Café culture: Need coffee? Need cake? Need to just sit down and do some people watching for a little while? Head to Winkel 43 on Prinsengracht for huge portions of warm apple cake, served with even bigger dollops of whipped cream. The café’s coffee is strong and good, but the big glasses of hot water rammed with mint leaves and honey are spot on next to the pie. There’s indoor and outdoor seating, and it’s open from 7am until 1am, so works just as well for morning munchies, as, erm, late-night munchies.

Cannibale Royale

A feast fit for a king: Meat lovers with hefty appetites should book a table at Cannibale Royale, a cosy, dimly lit restaurant where wooden tables struggle under the weight of steaks, burgers, wings, ribs, big old platters of everything and nachos (with cheese on every layer! Because no one likes tight sprinklings of cheese). Miniature grandfather clocks line the walls – book ahead to make sure you get a table at this hotspot.

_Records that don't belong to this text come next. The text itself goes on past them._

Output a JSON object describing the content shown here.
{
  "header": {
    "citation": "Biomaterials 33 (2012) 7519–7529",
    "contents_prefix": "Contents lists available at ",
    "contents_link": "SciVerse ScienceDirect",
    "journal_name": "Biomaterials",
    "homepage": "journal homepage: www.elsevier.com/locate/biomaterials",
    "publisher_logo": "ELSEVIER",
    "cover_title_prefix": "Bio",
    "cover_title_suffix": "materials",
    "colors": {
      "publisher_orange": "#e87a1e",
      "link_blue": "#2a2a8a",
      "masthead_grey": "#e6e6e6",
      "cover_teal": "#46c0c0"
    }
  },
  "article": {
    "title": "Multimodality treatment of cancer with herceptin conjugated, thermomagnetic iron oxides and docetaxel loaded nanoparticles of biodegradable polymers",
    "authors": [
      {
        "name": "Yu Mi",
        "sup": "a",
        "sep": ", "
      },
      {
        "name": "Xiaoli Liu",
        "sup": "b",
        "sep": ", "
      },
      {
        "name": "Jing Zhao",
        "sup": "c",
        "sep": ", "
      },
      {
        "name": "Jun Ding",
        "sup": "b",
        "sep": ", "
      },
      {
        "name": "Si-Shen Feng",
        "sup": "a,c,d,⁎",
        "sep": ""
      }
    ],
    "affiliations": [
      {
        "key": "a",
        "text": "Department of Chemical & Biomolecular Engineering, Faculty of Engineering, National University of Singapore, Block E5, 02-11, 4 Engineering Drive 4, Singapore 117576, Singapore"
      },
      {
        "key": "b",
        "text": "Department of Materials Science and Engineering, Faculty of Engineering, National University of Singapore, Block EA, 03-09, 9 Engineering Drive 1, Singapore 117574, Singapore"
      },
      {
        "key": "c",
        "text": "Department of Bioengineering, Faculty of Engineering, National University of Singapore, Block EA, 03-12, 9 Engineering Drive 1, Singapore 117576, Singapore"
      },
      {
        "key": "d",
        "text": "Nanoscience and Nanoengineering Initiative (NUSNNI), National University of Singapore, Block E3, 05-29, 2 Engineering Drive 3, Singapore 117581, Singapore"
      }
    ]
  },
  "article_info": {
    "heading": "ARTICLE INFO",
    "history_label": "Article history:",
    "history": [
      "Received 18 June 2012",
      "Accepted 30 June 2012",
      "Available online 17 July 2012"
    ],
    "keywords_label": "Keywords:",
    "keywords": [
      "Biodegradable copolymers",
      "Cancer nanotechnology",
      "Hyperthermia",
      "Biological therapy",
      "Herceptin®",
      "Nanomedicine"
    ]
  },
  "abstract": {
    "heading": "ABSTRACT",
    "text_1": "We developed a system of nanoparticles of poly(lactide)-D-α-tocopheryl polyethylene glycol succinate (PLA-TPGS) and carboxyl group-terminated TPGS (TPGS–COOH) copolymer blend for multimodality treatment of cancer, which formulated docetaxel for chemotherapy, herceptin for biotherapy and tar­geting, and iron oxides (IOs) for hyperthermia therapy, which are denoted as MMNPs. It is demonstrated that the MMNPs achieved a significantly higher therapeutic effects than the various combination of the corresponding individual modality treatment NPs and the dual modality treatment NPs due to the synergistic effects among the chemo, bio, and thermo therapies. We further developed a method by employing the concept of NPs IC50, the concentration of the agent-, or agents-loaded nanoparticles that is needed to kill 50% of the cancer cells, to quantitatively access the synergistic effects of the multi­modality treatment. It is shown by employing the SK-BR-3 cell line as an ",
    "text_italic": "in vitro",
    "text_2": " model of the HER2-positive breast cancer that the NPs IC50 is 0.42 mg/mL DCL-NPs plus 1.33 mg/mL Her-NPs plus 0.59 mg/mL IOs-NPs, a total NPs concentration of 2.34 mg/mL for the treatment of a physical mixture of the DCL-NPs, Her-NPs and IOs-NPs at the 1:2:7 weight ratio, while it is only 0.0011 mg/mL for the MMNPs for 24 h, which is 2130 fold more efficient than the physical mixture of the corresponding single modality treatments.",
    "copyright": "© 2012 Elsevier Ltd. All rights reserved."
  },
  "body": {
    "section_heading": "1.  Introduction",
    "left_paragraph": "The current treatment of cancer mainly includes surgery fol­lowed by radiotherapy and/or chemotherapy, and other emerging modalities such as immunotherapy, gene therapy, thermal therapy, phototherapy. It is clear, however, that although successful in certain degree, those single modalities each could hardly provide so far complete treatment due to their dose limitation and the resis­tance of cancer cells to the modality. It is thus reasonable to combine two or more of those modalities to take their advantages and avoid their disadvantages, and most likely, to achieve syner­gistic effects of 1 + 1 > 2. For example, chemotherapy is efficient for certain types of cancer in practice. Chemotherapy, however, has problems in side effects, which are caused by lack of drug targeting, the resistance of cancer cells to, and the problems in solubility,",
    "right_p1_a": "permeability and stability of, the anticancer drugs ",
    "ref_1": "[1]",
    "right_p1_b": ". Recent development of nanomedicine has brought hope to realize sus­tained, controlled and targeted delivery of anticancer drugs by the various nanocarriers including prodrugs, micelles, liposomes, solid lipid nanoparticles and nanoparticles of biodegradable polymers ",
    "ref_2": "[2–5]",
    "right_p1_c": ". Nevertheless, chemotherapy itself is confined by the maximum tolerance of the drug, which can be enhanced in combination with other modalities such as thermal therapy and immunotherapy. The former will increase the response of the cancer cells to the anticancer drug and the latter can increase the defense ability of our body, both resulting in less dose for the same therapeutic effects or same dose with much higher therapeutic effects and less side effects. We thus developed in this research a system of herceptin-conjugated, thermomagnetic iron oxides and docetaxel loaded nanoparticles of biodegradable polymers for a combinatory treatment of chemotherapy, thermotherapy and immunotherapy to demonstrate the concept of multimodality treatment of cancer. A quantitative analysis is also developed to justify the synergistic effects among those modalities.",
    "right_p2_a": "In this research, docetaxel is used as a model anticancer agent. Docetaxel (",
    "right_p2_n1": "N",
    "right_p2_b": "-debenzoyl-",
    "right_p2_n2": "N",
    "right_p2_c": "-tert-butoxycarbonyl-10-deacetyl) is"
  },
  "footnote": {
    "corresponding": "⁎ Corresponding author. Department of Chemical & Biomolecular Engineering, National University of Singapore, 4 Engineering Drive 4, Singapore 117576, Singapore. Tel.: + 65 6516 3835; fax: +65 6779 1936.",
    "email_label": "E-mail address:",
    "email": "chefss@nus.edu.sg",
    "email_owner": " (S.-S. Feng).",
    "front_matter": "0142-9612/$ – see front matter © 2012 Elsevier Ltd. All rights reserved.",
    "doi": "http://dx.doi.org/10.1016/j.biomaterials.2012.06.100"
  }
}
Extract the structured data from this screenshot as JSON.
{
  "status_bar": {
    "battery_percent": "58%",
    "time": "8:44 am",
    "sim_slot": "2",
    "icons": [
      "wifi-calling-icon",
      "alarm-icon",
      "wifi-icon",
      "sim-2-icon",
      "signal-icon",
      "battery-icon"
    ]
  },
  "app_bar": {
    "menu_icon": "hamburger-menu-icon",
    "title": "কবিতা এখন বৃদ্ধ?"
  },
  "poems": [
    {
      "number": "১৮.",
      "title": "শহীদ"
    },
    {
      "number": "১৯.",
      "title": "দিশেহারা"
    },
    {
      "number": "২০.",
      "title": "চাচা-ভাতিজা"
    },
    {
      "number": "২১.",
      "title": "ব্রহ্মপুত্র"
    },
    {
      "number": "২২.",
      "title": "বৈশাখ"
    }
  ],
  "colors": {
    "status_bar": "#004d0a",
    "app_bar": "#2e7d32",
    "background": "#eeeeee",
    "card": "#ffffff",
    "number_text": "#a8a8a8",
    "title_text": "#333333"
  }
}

Pacific Parc

Rock around the clock: If you’re taking on the bars in Westerpark be sure to check out Pacific Parc, a big rockabilly-infused after-party venue. It’s housed in a cluster of red brick, Victorian-style industrial buildings, and the inside is vaguely modern with moody red lighting and high ceilings. There’s a great outdoor seating area for smokers and long summer evenings (which will surely come back to us one day).

The Vault Bar, Waldorf Astoria

Bank on it: Throw on your jewels and head on down to the Vault bar at the swanky Waldorf Astoria hotel for a smidge of sophistication on your Amsterdam trip. It’s set in the building's old banking vaults, and even features colourful lockers from the original banking days. Forget a standard menu: the cocktail list here comes in a leather wallet, with each note depicting the flavours of a different country.


Down the local: When the music gets too loud and the cocktails too expensive, check out the cosy cornerside bars that dot Amsterdam’s streets. Gambrinus is located in De Pijp, and this particular ‘brown bar’, as they’re called, is crammed with wooden tables, a stool-lined main counter and a mezzanine dining area. It’s a great place for hanging out with some local beers, wine and bitterballen – deep-fried Dutch snacks.

Travel details

British Airways operates flights to Amsterdam from three London airports (Gatwick, Heahthrow, City), with fares starting from £69 return. Visit to find the best prices. See for more information on the city.